Dogara, and Budget Padding: A Nightmare that Won’t Go Away

By Joseph George

After months of suspense, and seeming inertia, the Economic and Financial Crime Commission (EFCC) has began probe into the budget padding allegations labeled against the Speaker Yakubu Dogara and three other principal officers by his estranged associate Abdulmumini Jibrin.

Sometime last year, Jibrin who was House Committee Chairman at the time alleged that this quartet padded the 2016 budget to the tune of over N40 billion.

The others are the Deputy Speaker, Mr. Yusuf Lasun, the Chief Whip, Alhassan Ado-Doguwa and the Minority Leader, Leo Ogor. He had also alleged that up to 10 committees of the House introduced projects worth about N284 billion into the budget.

The House suspended Jibril, a member of the All Progressives Congress from Kano State, after its internal investigation submitted that he “abused” the rules of the legislative house by making the padding allegations.

In a letter dated June 9, but delivered to the suspended lawmaker on Monday, the anti-graft agency stated that it had opened an investigation into the matter.

However, it noted that Jibrin’s presence was needed for the lawmaker to clarify the allegations.

The invitation letter read in part, “The commission has commenced investigation into the petition of corruption and corrupt practices and abuse of office reported on August 1, 2016 by Hammart & Co (Tafida chambers) on your behalf against Yakubu Dogara, Yusuf Lasun, Alhassan Ado-Doguwa, Leonard Okuweh Ogor and others.

“In furtherance of the investigation and due to unfolding findings, it has become imperative to request that you attend another interview with the team through Ibrahim Ahmed on June 13, 2017 at the 3rd Floor Block A, No 5 Fomella Street, off Adetokunbo Ademola Crescent, Wuse 2, Abuja, by 10am to clarify some issues to enable us to conclude investigations.”

The letter was signed by Michael Wekas, Acting Head, Extractive Industry Fraud Section, on behalf of the commission’s Chairman, Ibrahim Magu. The House suspended Jibril for “181 legislative days” in September last year.

Since then Jibril had ran from pillar to post armed with documents to prove that Nigerians are being short changed by a barefaced thieving group in the lower chamber of the National Assembly. Most citizens see the nation’s parliament locally as a cesspit of corruption.

Each time it is in the news, it was always for all the wrong reasons mostly bordering on corruption or forgery. It was therefore, not, altogether, surprising that Dogara and his band of fellow travellers in the budget-padding saga will now be investigated. This is certainly a welcome development especially after the President Buhari has assured that this year’s budget will not be padded.

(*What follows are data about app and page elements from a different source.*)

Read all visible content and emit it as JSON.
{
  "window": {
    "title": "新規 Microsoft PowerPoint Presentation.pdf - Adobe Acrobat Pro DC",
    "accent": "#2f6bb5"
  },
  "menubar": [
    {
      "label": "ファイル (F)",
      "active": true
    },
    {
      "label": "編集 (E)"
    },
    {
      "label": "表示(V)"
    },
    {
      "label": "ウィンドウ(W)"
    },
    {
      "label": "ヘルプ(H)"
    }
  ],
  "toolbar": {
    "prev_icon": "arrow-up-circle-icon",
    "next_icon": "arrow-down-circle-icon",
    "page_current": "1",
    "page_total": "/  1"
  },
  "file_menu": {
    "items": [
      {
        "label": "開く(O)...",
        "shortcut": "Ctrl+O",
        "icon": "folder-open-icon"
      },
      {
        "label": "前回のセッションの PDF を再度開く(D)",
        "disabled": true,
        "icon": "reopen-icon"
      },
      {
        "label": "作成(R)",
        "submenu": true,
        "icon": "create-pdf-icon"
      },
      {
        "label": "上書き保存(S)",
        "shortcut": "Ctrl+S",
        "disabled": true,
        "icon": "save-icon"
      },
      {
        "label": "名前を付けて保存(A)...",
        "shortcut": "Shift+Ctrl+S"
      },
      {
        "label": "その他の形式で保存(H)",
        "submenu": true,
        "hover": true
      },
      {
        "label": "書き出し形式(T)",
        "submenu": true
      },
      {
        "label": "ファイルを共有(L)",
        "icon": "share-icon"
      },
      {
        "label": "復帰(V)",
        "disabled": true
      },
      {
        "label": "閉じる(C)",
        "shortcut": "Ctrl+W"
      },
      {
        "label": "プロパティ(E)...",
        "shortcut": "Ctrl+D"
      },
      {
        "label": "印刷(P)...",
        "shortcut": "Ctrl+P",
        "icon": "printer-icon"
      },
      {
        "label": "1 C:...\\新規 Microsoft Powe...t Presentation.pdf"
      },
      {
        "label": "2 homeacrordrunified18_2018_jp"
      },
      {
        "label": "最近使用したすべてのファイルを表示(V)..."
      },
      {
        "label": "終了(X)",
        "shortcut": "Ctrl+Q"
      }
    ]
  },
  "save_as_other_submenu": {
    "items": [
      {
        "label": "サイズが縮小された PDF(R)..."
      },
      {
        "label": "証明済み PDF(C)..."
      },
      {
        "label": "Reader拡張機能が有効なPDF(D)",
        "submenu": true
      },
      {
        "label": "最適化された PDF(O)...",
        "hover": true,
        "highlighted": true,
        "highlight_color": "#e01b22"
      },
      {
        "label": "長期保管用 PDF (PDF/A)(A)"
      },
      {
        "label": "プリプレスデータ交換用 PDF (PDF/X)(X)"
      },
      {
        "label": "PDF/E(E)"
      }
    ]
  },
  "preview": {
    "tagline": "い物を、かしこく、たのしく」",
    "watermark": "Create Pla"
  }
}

Regrettably, there are whispers that the recent budget signed into law by the acting president Yemi Osinbajo was padded. The Minister Babatunde Fashola stridently denied one such allegation of N2billion in the Works and Housing ministry.

Even Jibril has, again, alleged padding in this year’s budget. He said “In due course, I will expose a lot of other issues in the 2017 budget that will shock Nigerians whether the authorities decide to act on it or not.”

The fact that the anti graft agency has started probe his allegation nearly after a year, vindicates Jibril and informed citizens that Dogara and co have several questions to answer. Despite outward grandstanding, budget padding especially under the current speaker is fast becoming a norm. Posers raised by Jibril in the past and even recently will have to be answered and convincingly too, before a very dissatisfied citizenry.

Jibril may be sour grapes but his conviction in the massive padding of the budget is increasingly resonating each time the Lower Chamber is in the news. The suspended parliamentarian’s several missiles aimed at his erstwhile associate have largely remained unanswered.

At the renewed investigation, Jibril feeling upbeat, expressed optimism that the anti corruption agency will soon strike gold in its investigations. “I have maintained several times that I have full confidence in the EFCC under the chairmanship of Ibrahim can only but pray that the EFCC does a thorough job of sifting the chaff from the grain. One also prays the agency resists political pressure to discontinue the inquisition into this unending and yearly scandal. Even if the probe comes to naught, it is one nightmare that won’t easily go away.
Joseph Gorge writes from Kaduna